Interesting Developments in NHLPA Investigation
In January, I did a post regarding the approval of an independent investigation into the hiring of current NHLPA executive director, Ted Saskin. There have been a couple of interesting developments since then.
First, about three weeks ago, Liz Mullen of Sports Business Journal reported that there are 9 side letter agreements entered between the NHL and the NHLPA in conjunction with the 2005 CBA that have been kept secret from the players (NHL says players' union should keep side deals secret, 2/19/07). These side letters add to or elaborate on details of what was agreed to in the CBA. According to Mullen, Saskin said in an email that he agreed with the league to keep these side letters confidential because they contain "sensitive economic data" but he also stated that "the material provisions contained in the letter agreements were shared with the players during ratification" of the CBA.
However, some players and agents say that players were not told about the contents of the letters, including one that pledges union money to the league if players are paid too high a percentage of leaguewide revenue, until after they had voted on the labor deal. According to Richard Marcus, an attorney representing the players, "How can the letters be not confidential to Ted Saskin but confidential to the people who employ him?" Mullen also noted the observations of two unnamed labor lawyers who stated that, while there is precedent in which management has been able to keep proprietary information secret from unions, they have never heard of a case in which the union already has the information and keeps it secret from its own members. Also, the NLRB has taken the position that the union's "failure and refusal" to give the players access to the side letters constitutes a violation of the NLRA.
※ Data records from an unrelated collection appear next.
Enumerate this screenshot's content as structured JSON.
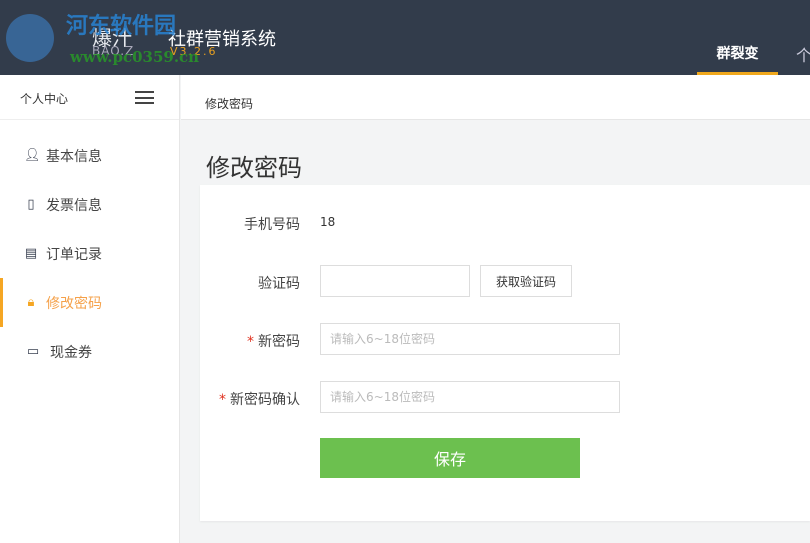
{
  "header": {
    "logo_main": "爆汁",
    "logo_sub": "BAO.Z",
    "system_name": "社群营销系统",
    "version": "V3.2.6",
    "watermark": "河东软件园",
    "watermark_url": "www.pc0359.cn",
    "nav_tab": "群裂变",
    "nav_more": "个"
  },
  "sidebar": {
    "title": "个人中心",
    "items": [
      {
        "label": "基本信息",
        "icon": "user-icon"
      },
      {
        "label": "发票信息",
        "icon": "clipboard-icon"
      },
      {
        "label": "订单记录",
        "icon": "list-icon"
      },
      {
        "label": "修改密码",
        "icon": "lock-icon",
        "active": true
      },
      {
        "label": "现金券",
        "icon": "cash-icon"
      }
    ]
  },
  "breadcrumb": "修改密码",
  "page_title": "修改密码",
  "form": {
    "phone_label": "手机号码",
    "phone_value": "18",
    "code_label": "验证码",
    "code_value": "",
    "get_code_button": "获取验证码",
    "new_password_label": "新密码",
    "new_password_placeholder": "请输入6~18位密码",
    "confirm_label": "新密码确认",
    "confirm_placeholder": "请输入6~18位密码",
    "required_mark": "*",
    "save_button": "保存"
  },
  "colors": {
    "header": "#323c4b",
    "accent": "#f5a623",
    "save": "#6cc04f"
  }
}
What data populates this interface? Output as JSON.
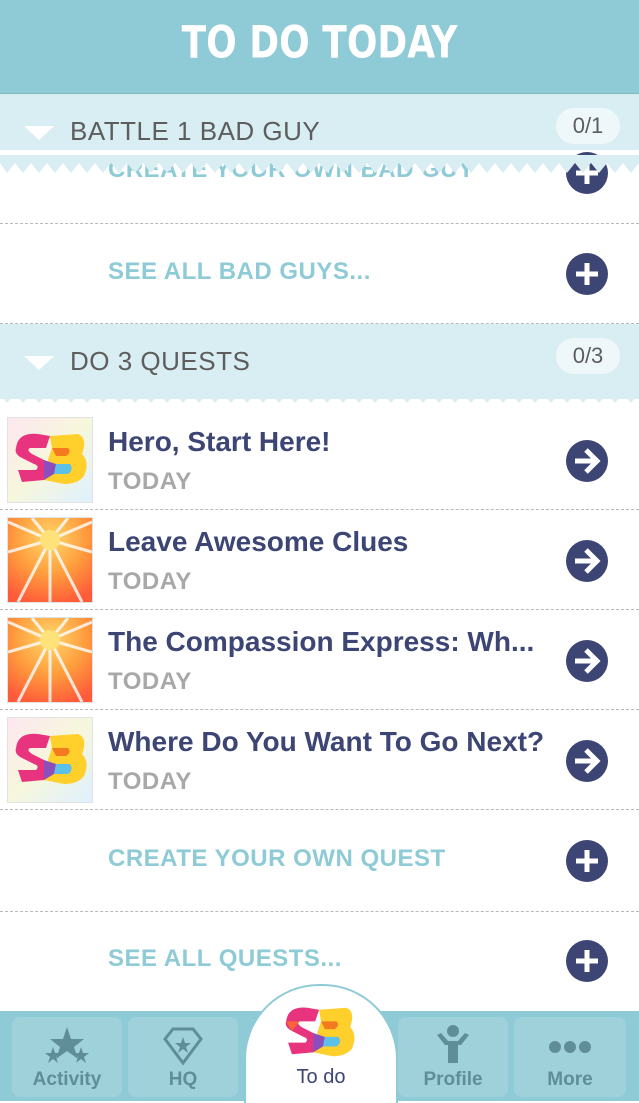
{
  "header": {
    "title": "TO DO TODAY"
  },
  "sections": [
    {
      "title": "BATTLE 1 BAD GUY",
      "count": "0/1",
      "links": [
        {
          "label": "CREATE YOUR OWN BAD GUY"
        },
        {
          "label": "SEE ALL BAD GUYS..."
        }
      ]
    },
    {
      "title": "DO 3 QUESTS",
      "count": "0/3",
      "quests": [
        {
          "title": "Hero, Start Here!",
          "due": "TODAY",
          "thumb": "sb-logo"
        },
        {
          "title": "Leave Awesome Clues",
          "due": "TODAY",
          "thumb": "sunburst"
        },
        {
          "title": "The Compassion Express: Wh...",
          "due": "TODAY",
          "thumb": "sunburst"
        },
        {
          "title": "Where Do You Want To Go Next?",
          "due": "TODAY",
          "thumb": "sb-logo"
        }
      ],
      "links": [
        {
          "label": "CREATE YOUR OWN QUEST"
        },
        {
          "label": "SEE ALL QUESTS..."
        }
      ]
    }
  ],
  "tabbar": {
    "tabs": [
      {
        "label": "Activity",
        "icon": "stars-icon"
      },
      {
        "label": "HQ",
        "icon": "emblem-icon"
      },
      {
        "label": "To do",
        "icon": "sb-logo-icon",
        "active": true
      },
      {
        "label": "Profile",
        "icon": "person-icon"
      },
      {
        "label": "More",
        "icon": "dots-icon"
      }
    ]
  },
  "colors": {
    "header": "#8ecbd6",
    "section_bg": "#d9eef2",
    "accent_link": "#8ecbd6",
    "quest_title": "#3c4574",
    "button": "#3c4574"
  }
}
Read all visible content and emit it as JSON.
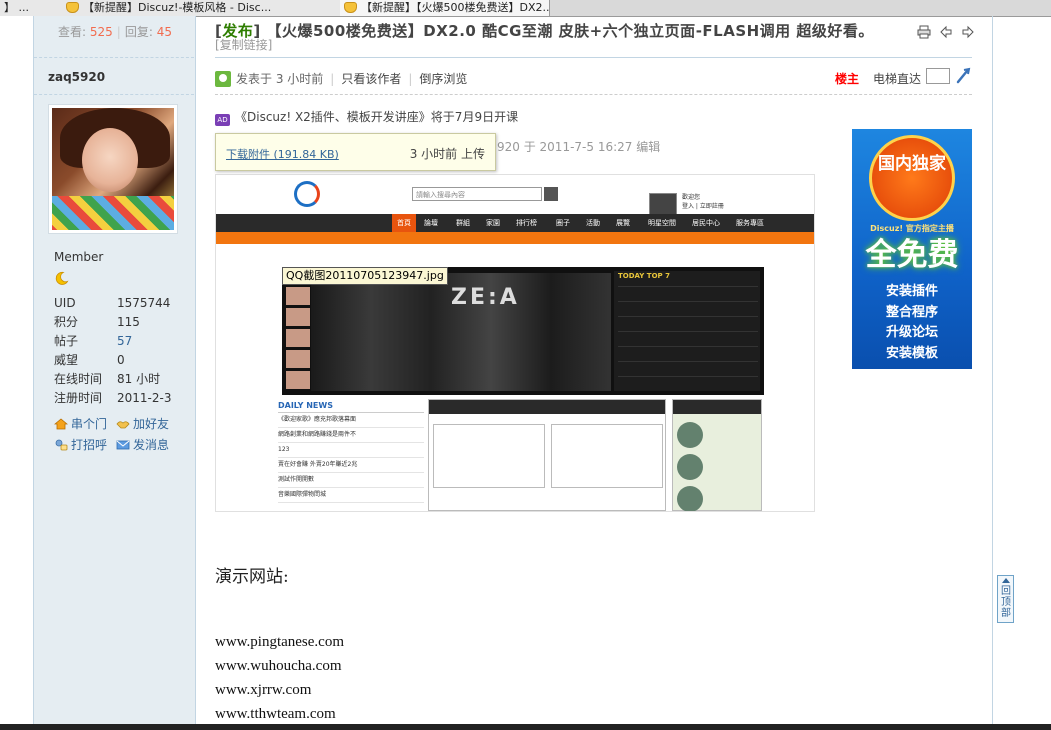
{
  "browser_tabs": [
    {
      "label": "】 ..."
    },
    {
      "label": "【新提醒】Discuz!-模板风格 - Disc..."
    },
    {
      "label": "【新提醒】【火爆500楼免费送】DX2..."
    }
  ],
  "sidebar": {
    "views_label": "查看:",
    "views_value": "525",
    "replies_label": "回复:",
    "replies_value": "45",
    "author": "zaq5920",
    "usergroup": "Member",
    "stats": [
      {
        "label": "UID",
        "value": "1575744"
      },
      {
        "label": "积分",
        "value": "115"
      },
      {
        "label": "帖子",
        "value": "57"
      },
      {
        "label": "威望",
        "value": "0"
      },
      {
        "label": "在线时间",
        "value": "81 小时"
      },
      {
        "label": "注册时间",
        "value": "2011-2-3"
      }
    ],
    "actions": {
      "visit": "串个门",
      "add_friend": "加好友",
      "greet": "打招呼",
      "message": "发消息"
    }
  },
  "thread": {
    "tag": "发布",
    "title": "【火爆500楼免费送】DX2.0 酷CG至潮 皮肤+六个独立页面-FLASH调用 超级好看。",
    "copy_link": "[复制链接]"
  },
  "post": {
    "posted_prefix": "发表于",
    "posted_time": "3 小时前",
    "only_author": "只看该作者",
    "reverse_view": "倒序浏览",
    "owner_badge": "楼主",
    "elevator": "电梯直达",
    "announcement": "《Discuz! X2插件、模板开发讲座》将于7月9日开课",
    "edited_text": "920 于 2011-7-5 16:27 编辑",
    "attachment_link": "下载附件 (191.84 KB)",
    "attachment_time": "3 小时前 上传",
    "image_caption": "QQ截图20110705123947.jpg",
    "demo_label": "演示网站:",
    "demo_sites": [
      "www.pingtanese.com",
      "www.wuhoucha.com",
      "www.xjrrw.com",
      "www.tthwteam.com"
    ]
  },
  "screenshot": {
    "search_placeholder": "請輸入搜尋內容",
    "nav": [
      "首頁",
      "論壇",
      "群組",
      "家園",
      "排行榜",
      "圈子",
      "活動",
      "展覽",
      "明星空間",
      "居民中心",
      "服务專區"
    ],
    "top7_title": "TODAY TOP 7",
    "daily_news": "DAILY NEWS",
    "daily_items": [
      "《歡迎家歌》應充邦歌落幕面",
      "網路創業和網路賺錢是兩件不",
      "123",
      "賣在好會賺 外賣20年賺近2兆",
      "測試作開開數",
      "音樂國際彈物問城"
    ],
    "user_text": [
      "歡迎您",
      "登入 | 立即註冊"
    ],
    "zea_text": "ZE:A"
  },
  "ad": {
    "seal_text": "国内独家",
    "arc_text": "Discuz! 官方指定主播",
    "headline": "全免费",
    "features": [
      "安装插件",
      "整合程序",
      "升级论坛",
      "安装模板"
    ]
  },
  "back_to_top": "回顶部",
  "colors": {
    "sidebar_bg": "#e5edf2",
    "border": "#c2d5e3",
    "link": "#336699",
    "highlight": "#f26c4f",
    "tag_green": "#2e7d00",
    "owner_red": "#ff0000"
  }
}
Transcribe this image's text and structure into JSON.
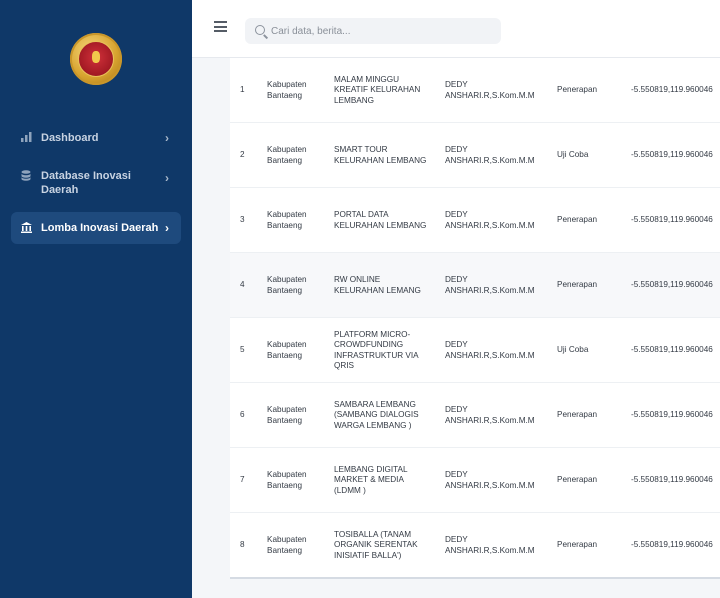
{
  "search": {
    "placeholder": "Cari data, berita..."
  },
  "sidebar": {
    "items": [
      {
        "icon": "bar-chart-icon",
        "label": "Dashboard"
      },
      {
        "icon": "database-icon",
        "label": "Database Inovasi Daerah"
      },
      {
        "icon": "bank-icon",
        "label": "Lomba Inovasi Daerah",
        "active": true
      }
    ]
  },
  "table": {
    "rows": [
      {
        "no": "1",
        "region": "Kabupaten Bantaeng",
        "name": "MALAM MINGGU KREATIF KELURAHAN LEMBANG",
        "author": "DEDY ANSHARI.R,S.Kom.M.M",
        "stage": "Penerapan",
        "coord": "-5.550819,119.960046"
      },
      {
        "no": "2",
        "region": "Kabupaten Bantaeng",
        "name": "SMART TOUR KELURAHAN LEMBANG",
        "author": "DEDY ANSHARI.R,S.Kom.M.M",
        "stage": "Uji Coba",
        "coord": "-5.550819,119.960046"
      },
      {
        "no": "3",
        "region": "Kabupaten Bantaeng",
        "name": "PORTAL DATA KELURAHAN LEMBANG",
        "author": "DEDY ANSHARI.R,S.Kom.M.M",
        "stage": "Penerapan",
        "coord": "-5.550819,119.960046"
      },
      {
        "no": "4",
        "region": "Kabupaten Bantaeng",
        "name": "RW ONLINE KELURAHAN LEMANG",
        "author": "DEDY ANSHARI.R,S.Kom.M.M",
        "stage": "Penerapan",
        "coord": "-5.550819,119.960046"
      },
      {
        "no": "5",
        "region": "Kabupaten Bantaeng",
        "name": "PLATFORM MICRO-CROWDFUNDING INFRASTRUKTUR VIA QRIS",
        "author": "DEDY ANSHARI.R,S.Kom.M.M",
        "stage": "Uji Coba",
        "coord": "-5.550819,119.960046"
      },
      {
        "no": "6",
        "region": "Kabupaten Bantaeng",
        "name": "SAMBARA LEMBANG (SAMBANG DIALOGIS WARGA LEMBANG )",
        "author": "DEDY ANSHARI.R,S.Kom.M.M",
        "stage": "Penerapan",
        "coord": "-5.550819,119.960046"
      },
      {
        "no": "7",
        "region": "Kabupaten Bantaeng",
        "name": "LEMBANG DIGITAL MARKET & MEDIA (LDMM )",
        "author": "DEDY ANSHARI.R,S.Kom.M.M",
        "stage": "Penerapan",
        "coord": "-5.550819,119.960046"
      },
      {
        "no": "8",
        "region": "Kabupaten Bantaeng",
        "name": "TOSIBALLA (TANAM ORGANIK SERENTAK INISIATIF BALLA')",
        "author": "DEDY ANSHARI.R,S.Kom.M.M",
        "stage": "Penerapan",
        "coord": "-5.550819,119.960046"
      }
    ]
  }
}
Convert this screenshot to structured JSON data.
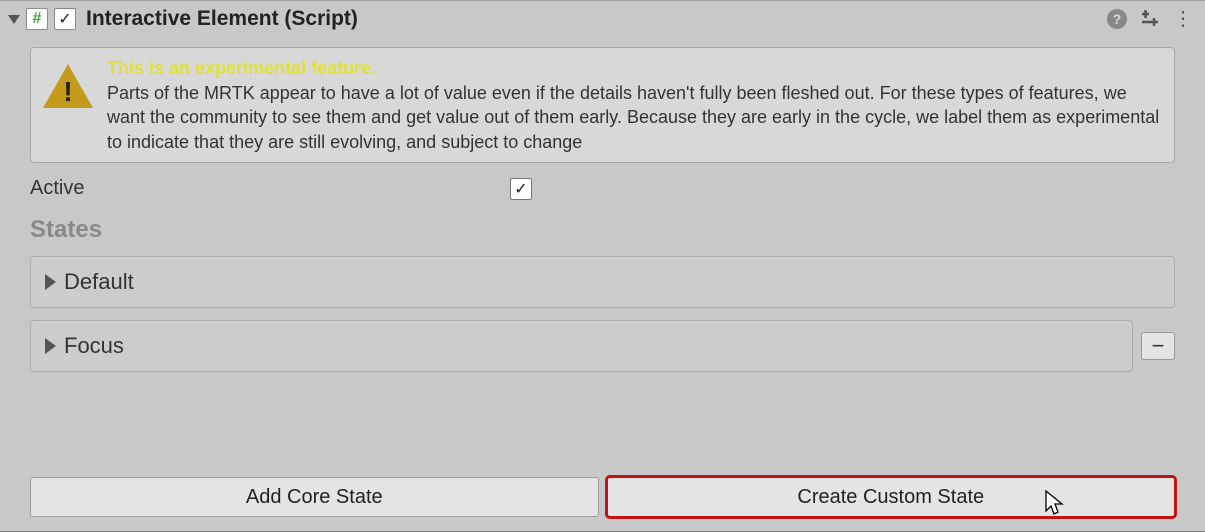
{
  "header": {
    "title": "Interactive Element (Script)",
    "enabled_check": "✓",
    "script_glyph": "#"
  },
  "warning": {
    "title": "This is an experimental feature.",
    "body": "Parts of the MRTK appear to have a lot of value even if the details haven't fully been fleshed out. For these types of features, we want the community to see them and get value out of them early. Because they are early in the cycle, we label them as experimental to indicate that they are still evolving, and subject to change"
  },
  "fields": {
    "active_label": "Active",
    "active_check": "✓"
  },
  "sections": {
    "states_title": "States"
  },
  "states": [
    {
      "name": "Default",
      "has_remove": false
    },
    {
      "name": "Focus",
      "has_remove": true
    }
  ],
  "buttons": {
    "add_core": "Add Core State",
    "create_custom": "Create Custom State",
    "minus": "−"
  },
  "icons": {
    "help": "?",
    "kebab": "⋮"
  }
}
The second latest development was reported today by Kevin Allen of USA Today ("Players trying to find out if NHLPA accessed private e-mails"). I guess the title of the article sums it all up. But what is interesting is that Saskin is not denying the allegation that union executives have been reading private player emails, but is instead pointing the finger at the former executive director of the union, Bob Goodenow. According to the article, in regards to a conference call that is scheduled for Sunday with the board of player representatives, Saskin told the Canadian Press: "I plan to address the board on Sunday night and the board will learn that Bob Goodenow had instructed NHLPA employees to review player e-mail accounts and this occurred during the lockout and I was not aware of this until much later." Goodenow, in a statement released through his lawyer, responded:
Stay tuned, there's more to come.....
"The allegations made by Ted Saskin against me regarding player emails are false. To date I have not made any public comment since leaving the NHLPA, and I won't now comment on, or get embroiled in current NHLPA issues. That said, I will be glad to respond to questions from players on any NHLPA policies or practices while I was the executive director. I am unaware of an instance where the security of a single player's email or other personal information was compromised."